but does not raise it. EDDIE: Sure, why not? He comes to the chair, kneels, grasps the leg, raises the chair one inch, but it leans over to the floor. Gee, that’s hard, I never knew that. He tries again, and again fails. It’s on an angle, that’s why, heh? MARCO: Here. He kneels, grasps, and with strain slowly raises the chair higher and higher, getting to his feet now. Rodolpho and Catherine have stopped dancing as Marco raises the chair over his head. Marco is face to face with Eddie, a
What’re you gonna be? Show me! RODOLPHO, with tears of rage: Don’t say that to me! Rodolpho flies at him in attack. Eddie pins his arms, laughing, and suddenly kisses him. CATHERINE: Eddie! Let go, ya hear me! I’ll kill you! Leggo of him! She tears at Eddie’s face and Eddie releases Rodolpho. Eddie stands there with tears rolling down his face as he laughs mockingly at Rodolpho. She is staring at him in horror. Rodolpho is rigid. They are like animals that have torn at one another and broken
it a little bit, Eddie. Please. She’s crazy to start work. It’s not a little shop, it’s a big company. Some day she could be a secretary. They picked her out of the whole class. He is silent, staring down at the tablecloth, fingering the pattern. What are you worried about? She could take care of herself. She’ll get out of the subway and be in the office in two minutes.
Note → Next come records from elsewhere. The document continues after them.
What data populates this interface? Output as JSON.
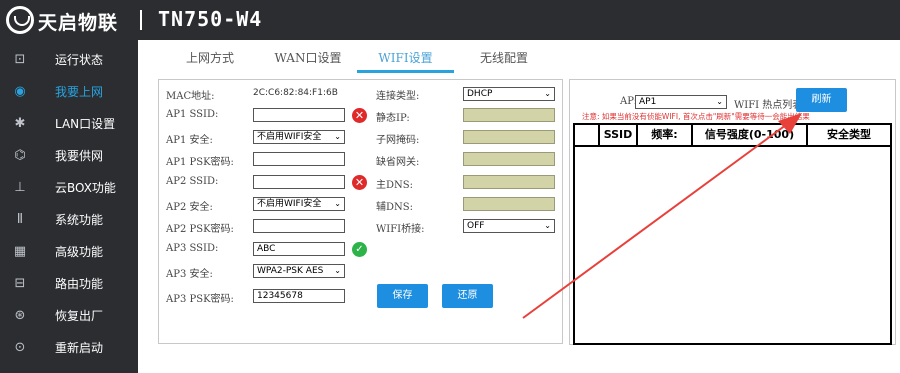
{
  "header": {
    "brand": "天启物联",
    "model": "TN750-W4"
  },
  "sidebar": {
    "items": [
      {
        "label": "运行状态",
        "icon": "monitor-icon",
        "glyph": "⊡"
      },
      {
        "label": "我要上网",
        "icon": "globe-icon",
        "glyph": "◉",
        "active": true
      },
      {
        "label": "LAN口设置",
        "icon": "gear-icon",
        "glyph": "✱"
      },
      {
        "label": "我要供网",
        "icon": "antenna-icon",
        "glyph": "⌬"
      },
      {
        "label": "云BOX功能",
        "icon": "network-tree-icon",
        "glyph": "⊥"
      },
      {
        "label": "系统功能",
        "icon": "wrench-icon",
        "glyph": "Ⅱ"
      },
      {
        "label": "高级功能",
        "icon": "grid-icon",
        "glyph": "▦"
      },
      {
        "label": "路由功能",
        "icon": "router-icon",
        "glyph": "⊟"
      },
      {
        "label": "恢复出厂",
        "icon": "restore-icon",
        "glyph": "⊛"
      },
      {
        "label": "重新启动",
        "icon": "reboot-icon",
        "glyph": "⊙"
      }
    ]
  },
  "tabs": [
    {
      "label": "上网方式"
    },
    {
      "label": "WAN口设置"
    },
    {
      "label": "WIFI设置",
      "active": true
    },
    {
      "label": "无线配置"
    }
  ],
  "form": {
    "mac_label": "MAC地址:",
    "mac_value": "2C:C6:82:84:F1:6B",
    "ap1_ssid_label": "AP1 SSID:",
    "ap1_ssid_value": "",
    "ap1_security_label": "AP1 安全:",
    "ap1_security_value": "不启用WIFI安全",
    "ap1_psk_label": "AP1 PSK密码:",
    "ap1_psk_value": "",
    "ap2_ssid_label": "AP2 SSID:",
    "ap2_ssid_value": "",
    "ap2_security_label": "AP2 安全:",
    "ap2_security_value": "不启用WIFI安全",
    "ap2_psk_label": "AP2 PSK密码:",
    "ap2_psk_value": "",
    "ap3_ssid_label": "AP3 SSID:",
    "ap3_ssid_value": "ABC",
    "ap3_security_label": "AP3 安全:",
    "ap3_security_value": "WPA2-PSK AES",
    "ap3_psk_label": "AP3 PSK密码:",
    "ap3_psk_value": "12345678",
    "conn_type_label": "连接类型:",
    "conn_type_value": "DHCP",
    "static_ip_label": "静态IP:",
    "subnet_label": "子网掩码:",
    "gateway_label": "缺省网关:",
    "dns1_label": "主DNS:",
    "dns2_label": "辅DNS:",
    "bridge_label": "WIFI桥接:",
    "bridge_value": "OFF",
    "save_label": "保存",
    "restore_label": "还原"
  },
  "scan": {
    "ap_label": "AP:",
    "ap_value": "AP1",
    "list_label": "WIFI 热点列表",
    "refresh_label": "刷新",
    "note": "注意: 如果当前没有侦能WIFI, 首次点击\"刷新\"需要等待一会能出结果",
    "columns": [
      "SSID",
      "频率:",
      "信号强度(0-100)",
      "安全类型"
    ]
  },
  "colors": {
    "accent": "#29a3e0",
    "sidebar_bg": "#2b2d31",
    "button": "#1e8fe0",
    "error": "#e02a2a",
    "ok": "#2db34a",
    "arrow": "#e8403a"
  }
}
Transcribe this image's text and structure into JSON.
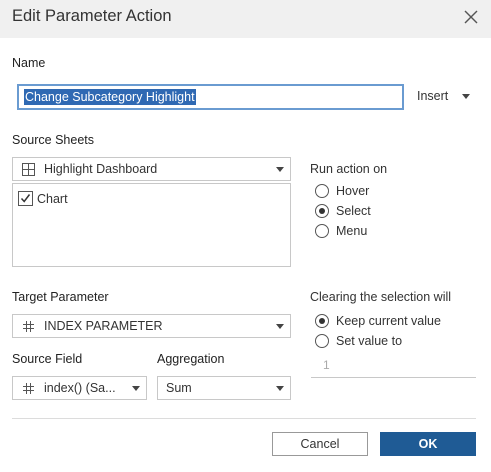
{
  "dialog": {
    "title": "Edit Parameter Action"
  },
  "name_section": {
    "label": "Name",
    "value": "Change Subcategory Highlight",
    "insert_label": "Insert"
  },
  "source_sheets": {
    "label": "Source Sheets",
    "selected_sheet": "Highlight Dashboard",
    "items": [
      {
        "label": "Chart",
        "checked": true
      }
    ]
  },
  "run_action_on": {
    "label": "Run action on",
    "options": [
      {
        "label": "Hover",
        "selected": false
      },
      {
        "label": "Select",
        "selected": true
      },
      {
        "label": "Menu",
        "selected": false
      }
    ]
  },
  "target_parameter": {
    "label": "Target Parameter",
    "value": "INDEX PARAMETER"
  },
  "source_field": {
    "label": "Source Field",
    "value": "index() (Sa..."
  },
  "aggregation": {
    "label": "Aggregation",
    "value": "Sum"
  },
  "clearing": {
    "label": "Clearing the selection will",
    "options": [
      {
        "label": "Keep current value",
        "selected": true
      },
      {
        "label": "Set value to",
        "selected": false
      }
    ],
    "value_placeholder": "1"
  },
  "buttons": {
    "cancel": "Cancel",
    "ok": "OK"
  },
  "colors": {
    "accent": "#1f5b95",
    "selection": "#2f69b3",
    "focus_border": "#6a9bd1"
  },
  "icons": {
    "close": "close-icon",
    "sheet": "dashboard-grid-icon",
    "field": "hash-icon"
  }
}
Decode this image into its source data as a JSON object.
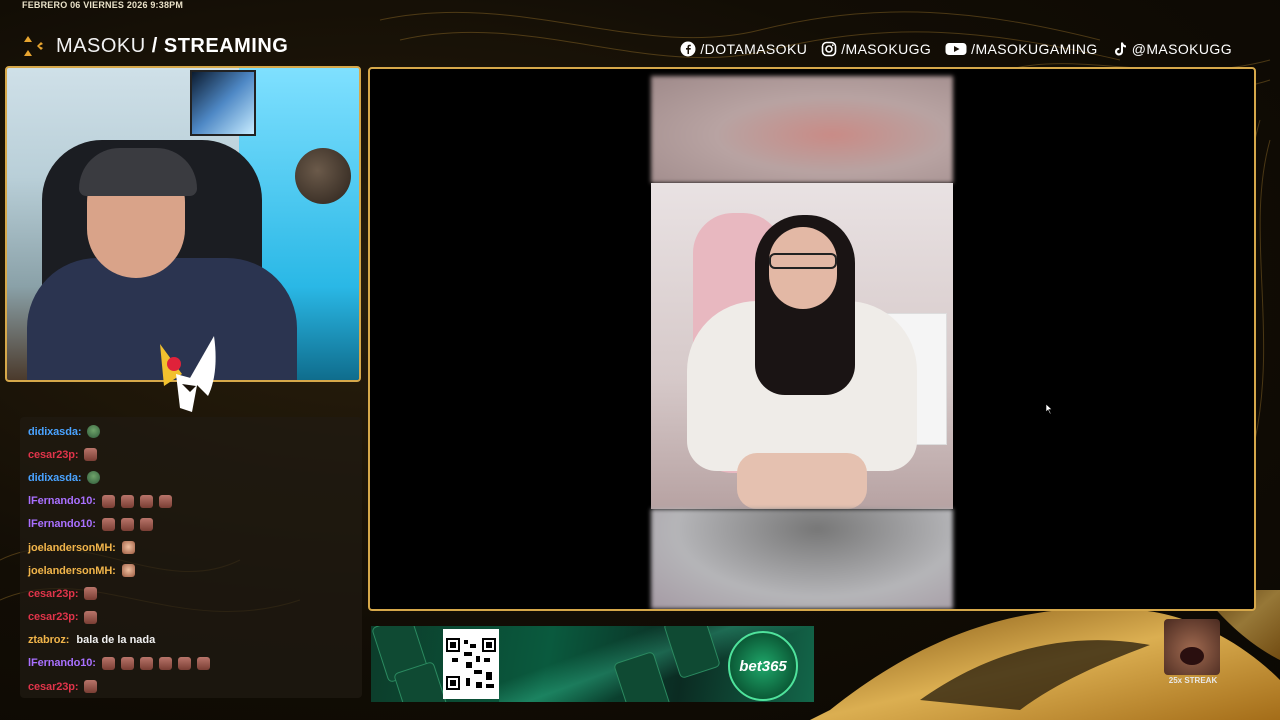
{
  "header": {
    "datetime": "FEBRERO 06 VIERNES 2026 9:38PM",
    "brand_name": "MASOKU",
    "brand_separator": " / ",
    "brand_suffix": "STREAMING"
  },
  "socials": [
    {
      "icon": "facebook-icon",
      "handle": "/DOTAMASOKU"
    },
    {
      "icon": "instagram-icon",
      "handle": "/MASOKUGG"
    },
    {
      "icon": "youtube-icon",
      "handle": "/MASOKUGAMING"
    },
    {
      "icon": "tiktok-icon",
      "handle": "@MASOKUGG"
    }
  ],
  "chat": {
    "messages": [
      {
        "user": "didixasda:",
        "color": "#4aa3ff",
        "text": "",
        "emotes": [
          "pepe"
        ]
      },
      {
        "user": "cesar23p:",
        "color": "#e0344a",
        "text": "",
        "emotes": [
          "em"
        ]
      },
      {
        "user": "didixasda:",
        "color": "#4aa3ff",
        "text": "",
        "emotes": [
          "pepe"
        ]
      },
      {
        "user": "lFernando10:",
        "color": "#a970ff",
        "text": "",
        "emotes": [
          "em",
          "em",
          "em",
          "em"
        ]
      },
      {
        "user": "lFernando10:",
        "color": "#a970ff",
        "text": "",
        "emotes": [
          "em",
          "em",
          "em"
        ]
      },
      {
        "user": "joelandersonMH:",
        "color": "#f0b44a",
        "text": "",
        "emotes": [
          "face"
        ]
      },
      {
        "user": "joelandersonMH:",
        "color": "#f0b44a",
        "text": "",
        "emotes": [
          "face"
        ]
      },
      {
        "user": "cesar23p:",
        "color": "#e0344a",
        "text": "",
        "emotes": [
          "em"
        ]
      },
      {
        "user": "cesar23p:",
        "color": "#e0344a",
        "text": "",
        "emotes": [
          "em"
        ]
      },
      {
        "user": "ztabroz:",
        "color": "#f0b44a",
        "text": "bala de la nada",
        "emotes": []
      },
      {
        "user": "lFernando10:",
        "color": "#a970ff",
        "text": "",
        "emotes": [
          "em",
          "em",
          "em",
          "em",
          "em",
          "em"
        ]
      },
      {
        "user": "cesar23p:",
        "color": "#e0344a",
        "text": "",
        "emotes": [
          "em"
        ]
      }
    ]
  },
  "sponsor": {
    "brand": "bet365"
  },
  "streak": {
    "label": "25x STREAK"
  },
  "colors": {
    "accent_gold": "#d6a84a",
    "background": "#120d05"
  }
}
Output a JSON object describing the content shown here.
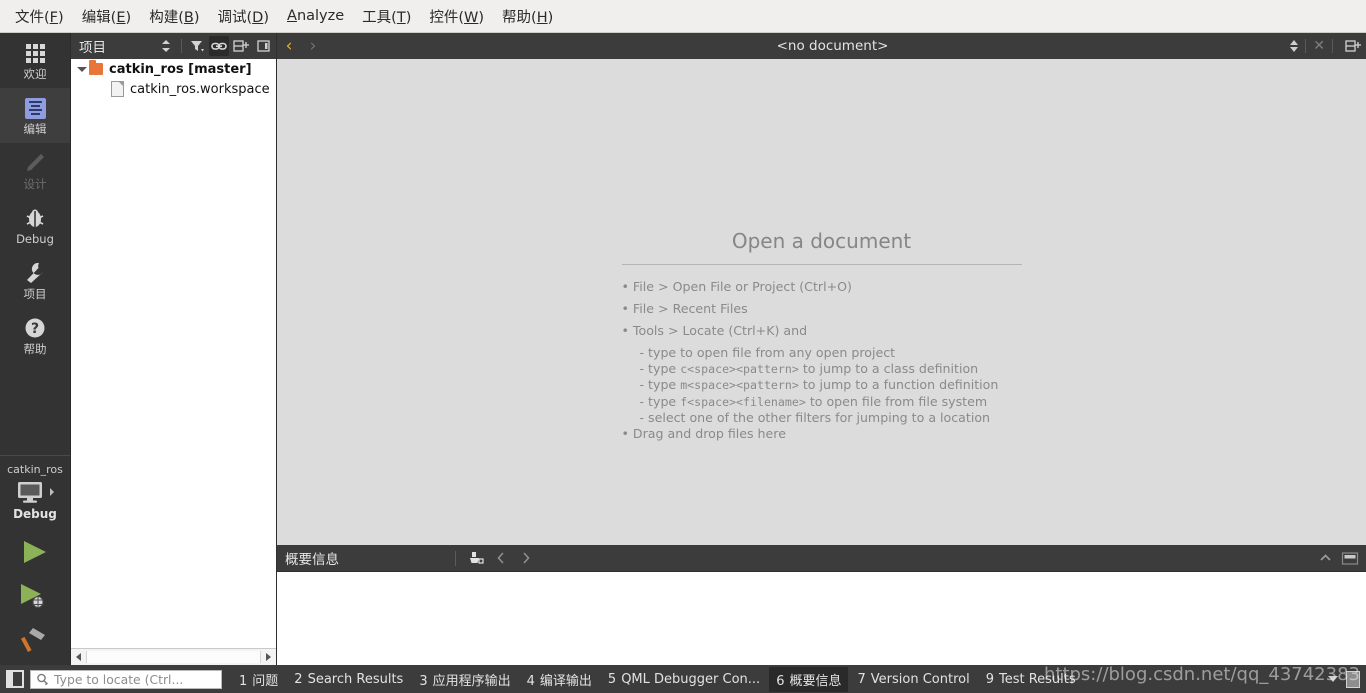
{
  "menubar": {
    "items": [
      {
        "label": "文件",
        "mnemonic": "F"
      },
      {
        "label": "编辑",
        "mnemonic": "E"
      },
      {
        "label": "构建",
        "mnemonic": "B"
      },
      {
        "label": "调试",
        "mnemonic": "D"
      },
      {
        "label": "Analyze",
        "mnemonic": "A",
        "inline_mnemonic": true
      },
      {
        "label": "工具",
        "mnemonic": "T"
      },
      {
        "label": "控件",
        "mnemonic": "W"
      },
      {
        "label": "帮助",
        "mnemonic": "H"
      }
    ]
  },
  "modebar": {
    "modes": [
      {
        "label": "欢迎",
        "icon": "grid-icon",
        "state": "normal"
      },
      {
        "label": "编辑",
        "icon": "edit-icon",
        "state": "selected"
      },
      {
        "label": "设计",
        "icon": "pencil-icon",
        "state": "disabled"
      },
      {
        "label": "Debug",
        "icon": "bug-icon",
        "state": "normal"
      },
      {
        "label": "项目",
        "icon": "wrench-icon",
        "state": "normal"
      },
      {
        "label": "帮助",
        "icon": "question-icon",
        "state": "normal"
      }
    ],
    "kit": {
      "project": "catkin_ros",
      "build_config": "Debug",
      "icon": "desktop-monitor-icon",
      "arrow": "chevron-right-icon"
    },
    "actions": [
      {
        "name": "run-button",
        "icon": "play-icon",
        "color": "#8cb258"
      },
      {
        "name": "debug-button",
        "icon": "play-bug-icon",
        "color": "#8cb258"
      },
      {
        "name": "build-button",
        "icon": "hammer-icon",
        "color": "#d2752a"
      }
    ]
  },
  "sidepanel": {
    "title": "项目",
    "tools": [
      {
        "name": "view-selector",
        "icon": "up-down-arrows-icon"
      },
      {
        "name": "filter-button",
        "icon": "filter-funnel-icon"
      },
      {
        "name": "sync-with-editor-button",
        "icon": "link-icon",
        "active": true
      },
      {
        "name": "split-button",
        "icon": "split-icon"
      },
      {
        "name": "close-sidebar-button",
        "icon": "close-panel-icon"
      }
    ],
    "tree": [
      {
        "label": "catkin_ros [master]",
        "icon": "folder-icon",
        "bold": true,
        "depth": 0,
        "expanded": true
      },
      {
        "label": "catkin_ros.workspace",
        "icon": "file-icon",
        "bold": false,
        "depth": 1
      }
    ]
  },
  "editor": {
    "toolbar": {
      "back": "‹",
      "forward": "›",
      "document": "<no document>",
      "close": "✕",
      "split_icon": "split-editor-icon"
    },
    "placeholder": {
      "title": "Open a document",
      "lines": [
        {
          "type": "bullet",
          "text": "• File > Open File or Project (Ctrl+O)"
        },
        {
          "type": "bullet",
          "text": "• File > Recent Files"
        },
        {
          "type": "bullet",
          "text": "• Tools > Locate (Ctrl+K) and"
        },
        {
          "type": "sub",
          "pre": "- type to open file from any open project"
        },
        {
          "type": "sub",
          "pre": "- type ",
          "mono": "c<space><pattern>",
          "post": " to jump to a class definition"
        },
        {
          "type": "sub",
          "pre": "- type ",
          "mono": "m<space><pattern>",
          "post": " to jump to a function definition"
        },
        {
          "type": "sub",
          "pre": "- type ",
          "mono": "f<space><filename>",
          "post": " to open file from file system"
        },
        {
          "type": "sub",
          "pre": "- select one of the other filters for jumping to a location"
        },
        {
          "type": "bullet",
          "text": "• Drag and drop files here"
        }
      ]
    }
  },
  "output_pane": {
    "title": "概要信息",
    "tools": [
      {
        "name": "clear-button",
        "icon": "broom-icon"
      },
      {
        "name": "prev-item-button",
        "icon": "chevron-left-icon"
      },
      {
        "name": "next-item-button",
        "icon": "chevron-right-icon"
      }
    ],
    "right_tools": [
      {
        "name": "collapse-button",
        "icon": "chevron-up-icon"
      },
      {
        "name": "maximize-button",
        "icon": "maximize-panel-icon"
      }
    ]
  },
  "statusbar": {
    "sidebar_toggle": {
      "name": "toggle-sidebar-button",
      "icon": "sidebar-icon"
    },
    "locator": {
      "placeholder": "Type to locate (Ctrl...",
      "icon": "search-icon"
    },
    "panes": [
      {
        "num": "1",
        "label": "问题",
        "selected": false
      },
      {
        "num": "2",
        "label": "Search Results",
        "selected": false
      },
      {
        "num": "3",
        "label": "应用程序输出",
        "selected": false
      },
      {
        "num": "4",
        "label": "编译输出",
        "selected": false
      },
      {
        "num": "5",
        "label": "QML Debugger Con...",
        "selected": false
      },
      {
        "num": "6",
        "label": "概要信息",
        "selected": true
      },
      {
        "num": "7",
        "label": "Version Control",
        "selected": false
      },
      {
        "num": "9",
        "label": "Test Results",
        "selected": false
      }
    ],
    "end_icons": [
      {
        "name": "pane-chevron-down-icon",
        "icon": "chevron-down-icon"
      },
      {
        "name": "progress-details-button",
        "icon": "panel-box-icon"
      }
    ]
  },
  "watermark": {
    "text": "https://blog.csdn.net/qq_43742383"
  }
}
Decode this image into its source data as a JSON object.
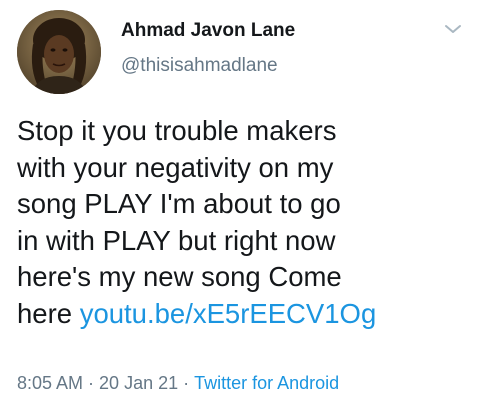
{
  "author": {
    "display_name": "Ahmad Javon Lane",
    "handle": "@thisisahmadlane",
    "avatar_icon": "profile-photo"
  },
  "menu": {
    "icon": "chevron-down-icon"
  },
  "tweet": {
    "text_lines": [
      "Stop it you trouble makers",
      "with your negativity on my",
      "song PLAY I'm about to go",
      "in with PLAY but right now",
      "here's my new song Come",
      "here"
    ],
    "link_text": "youtu.be/xE5rEECV1Og"
  },
  "meta": {
    "time": "8:05 AM",
    "separator": "·",
    "date": "20 Jan 21",
    "source": "Twitter for Android"
  },
  "colors": {
    "link": "#1b95e0",
    "secondary_text": "#657786",
    "primary_text": "#14171a"
  }
}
EDDIE, somehow sickened: I know that neighborhood, B., I don’t like it. BEATRICE: Listen, if nothin’ happened to her in this